ABSTRACT

TRUNCATED AT 250 WORDS)

Authors+Show Affiliations

Syracuse University, New York 13210.No affiliation info availableNo affiliation info available

Pub Type(s)

Clinical Trial
Journal Article
Randomized Controlled Trial
Research Support, Non-U.S. Gov't

Language

eng

PubMed ID

2154513

Citation

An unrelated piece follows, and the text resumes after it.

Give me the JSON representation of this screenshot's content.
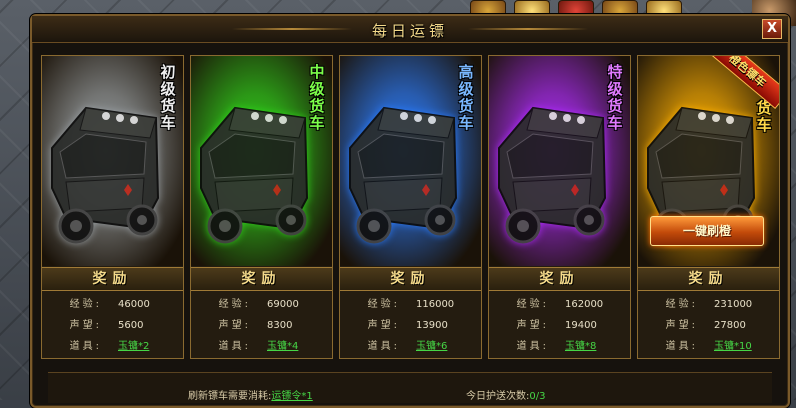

Demark-Wahnefried, W, et al. "Reduced Serum Cholesterol With Dietary Change Using Fat-modified and Oat Bran Supplemented Diets." Journal of the American Dietetic Association, vol. 90, no. 2, 1990, pp. 223-9.
Demark-Wahnefried W, Bowering J, Cohen PS. Reduced serum cholesterol with dietary change using fat-modified and oat bran supplemented diets. J Am Diet Assoc. 1990;90(2):223-9.
Demark-Wahnefried, W., Bowering, J., & Cohen, P. S. (1990). Reduced serum cholesterol with dietary change using fat-modified and oat bran supplemented diets. Journal of the American Dietetic Association, 90(2), 223-9.
Demark-Wahnefried W, Bowering J, Cohen PS. Reduced Serum Cholesterol With Dietary Change Using Fat-modified and Oat Bran Supplemented Diets. J Am Diet Assoc. 1990;90(2):223-9. PubMed PMID: 2154513.
* Article titles in AMA citation format should be in sentence-case
TY - JOUR T1 - Reduced serum cholesterol with dietary change using fat-modified and oat bran supplemented diets. AU - Demark-Wahnefried,W, AU - Bowering,J, AU - Cohen,P S, PY - 1990/2/1/pubmed PY - 1990/2/1/medline PY - 1990/2/1/entrez SP - 223 EP - 9 JF - Journal of the American Dietetic Association JO - J Am Diet Assoc VL - 90 IS - 2 N2 - A low-fat, low-cholesterol diet and oat bran supplementation for treatment of hypercholesterolemia were studied for their effectiveness in lowering blood lipids and their impact on dietary intake. Seventy-one free-living men and women with hypercholesterolemia (serum cholesterol greater than 75th percentile) were randomly assigned to one of the following four groups: low-fat, low-cholesterol diet (LFLC); low-fat, low-cholesterol diet plus 50 gm/day oat bran (LFLC + OB); 50 gm/day oat bran supplemented diet (OB); or 42.5 gm/day processed oat bran (ready-to-eat cereal containing beta-glucan concentrated from oat bran) (POB). Subjects assigned to regimens OB and POB were requested to add the oat supplement without making additional changes in their diet. Serum cholesterol and high-density lipoprotein cholesterol analyses were performed at 4-week intervals, and diet records were assigned and analyzed. All groups experienced significant decreases in cholesterol from original levels (p less than .05). The average decrease in total serum cholesterol varied from 10% to 17%, with no significant differences among the four groups. High-density lipoprotein cholesterol concentrations decreased in all groups except group 4, in which there was a slight increase; however, no differences were found between groups. Energy, fat, and cholesterol intakes decreased in all groups, suggesting that displacement of higher fat foods from the diet may be one of the many mechanisms whereby oat supplements lower serum cholesterol. In addition, all groups reduced their intakes of calcium, copper, folic acid, and potassium from marginal levels at the beginning of the study.(ABSTRACT TRUNCATED AT 250 WORDS) SN - 0002-8223 UR - https://www.unboundmedicine.com/medline/citation/2154513/Reduced_serum_cholesterol_with_dietary_change_using_fat_modified_and_oat_bran_supplemented_diets_ L2 - https://medlineplus.gov/cholesterollevelswhatyouneedtoknow.html DB - PRIME DP - Unbound Medicine ER -